Brown said business litigation cases undoubtedly will be impacted by the retirements. Spencer Fane works on cases in that area every day.
“In terms of litigation that my office does, I’d say the majority of that would be characterized as business litigation,” he said. “We have a number of attorneys in our office that do business litigation almost exclusively.”
While declining to estimate total business litigation cases per year, he said probably 50% are in Greene County, with the remainder primarily in Christian and Taney counties, or federal court.
“Until we see who ends up in those positions, it’s difficult to say exactly,” he said, regarding how business litigators will be affected by the retirements. “Certainly, there will be a bit of a transition period.”
Getting new judges up to speed on pending cases as well as scheduling are challenges still to come, Smith said.
“They’re not going to have that experience and knowledge base about the case. That will be one issue,” he said. “There are some unknowns along those lines.”
According to the Greene County circuit clerk’s website, the circuit courts have jurisdiction over civil cases with any cause of action over $25,000, criminal felony cases transferred from the associate court, juvenile cases and domestic cases, and they oversee family, treatment and probate courts. The associate courts have jurisdiction over civil cases with under $25,000 at issue, small claims, traffic tickets, criminal misdemeanors and felonies.
Hogan said there’s a strong possibility that some of the six associate circuit judges in the 31st Judicial Circuit will be appointed to one of the circuit judge seats. If so, there will be an associate judge spot to fill.
“It’s a domino effect,” she said.
In Greene County, voters in 2008 approved the 31st Circuit Judicial Commission to aid in the filling of judicial vacancies in the circuit. The commission comprises five members serving six-year terms: chief judge of the Southern District of the Court of Appeals; two members of The Missouri Bar residing in the 31st Judicial Circuit, elected by local members of the organization; and two citizens who reside in the same judicial circuit and are appointed by the governor. The commission submits three judicial candidates to the governor, who makes the appointment.

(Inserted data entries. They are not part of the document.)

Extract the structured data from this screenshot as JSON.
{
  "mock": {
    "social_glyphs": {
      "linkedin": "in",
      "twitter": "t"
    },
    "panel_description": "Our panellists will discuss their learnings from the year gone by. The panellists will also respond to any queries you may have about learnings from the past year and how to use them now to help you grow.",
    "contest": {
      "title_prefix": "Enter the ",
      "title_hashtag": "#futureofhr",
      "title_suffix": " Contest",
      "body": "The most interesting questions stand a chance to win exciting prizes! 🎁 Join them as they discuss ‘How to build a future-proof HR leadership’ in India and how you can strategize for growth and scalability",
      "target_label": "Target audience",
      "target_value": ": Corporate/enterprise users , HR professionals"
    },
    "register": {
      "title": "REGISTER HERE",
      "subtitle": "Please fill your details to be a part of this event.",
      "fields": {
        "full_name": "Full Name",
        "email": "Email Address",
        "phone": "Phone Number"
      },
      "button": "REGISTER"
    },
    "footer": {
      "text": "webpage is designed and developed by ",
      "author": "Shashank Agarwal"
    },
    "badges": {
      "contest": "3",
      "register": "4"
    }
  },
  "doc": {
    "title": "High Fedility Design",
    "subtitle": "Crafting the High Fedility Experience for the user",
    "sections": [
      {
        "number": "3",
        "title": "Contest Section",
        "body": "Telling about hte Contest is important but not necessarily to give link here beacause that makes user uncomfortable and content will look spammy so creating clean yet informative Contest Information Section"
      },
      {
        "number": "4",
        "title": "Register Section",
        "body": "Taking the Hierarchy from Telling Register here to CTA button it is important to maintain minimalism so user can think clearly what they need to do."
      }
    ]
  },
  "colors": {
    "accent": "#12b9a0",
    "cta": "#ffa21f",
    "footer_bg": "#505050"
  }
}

The commission currently is chaired by Chief Judge Jack Goodman of the Missouri Court of Appeals, Southern District, and other members are attorneys Deborah Dodge and Kurt Larson, and citizens Kim Hancock and Fred McQueary.
In late July, the commission began the process of selecting Holden’s replacement by interviewing seven applicants and selecting three nominees for Gov. Mike Parson’s review for up to 60 days, according to a news release. They are Randall Eggert, Jerry A. Harmison Jr. and T. Todd Myers. Eggert is an assistant attorney for the U.S. District Court for the Western District of Missouri, while Harmison and Myers both are associate circuit judges in the 31st Judicial District.
Greene County Circuit Court Judge Borthwick is among candidates seeking a spot on the Missouri Court of Appeals, Southern District, Hogan said. She’s seeking to replace Judge Bill Francis, who retired July 31, after being appointed to the position in 2010. Smith said Borthwick is among at least 17 applicants for the court of appeals vacancy.
While Hogan hasn’t seen turnover at the judge level so quickly in her lifetime, she’s confident the pool of qualified candidates and competitive process in Greene County should result in outstanding replacements.
“The quality of the replacement judges, so to speak, is going to be very high,” he said. “I don’t currently have any major concerns about that. But there will be a learning curve.
SBJ interviews the interim dean at the William H. Darr College of Agriculture at Missouri State University.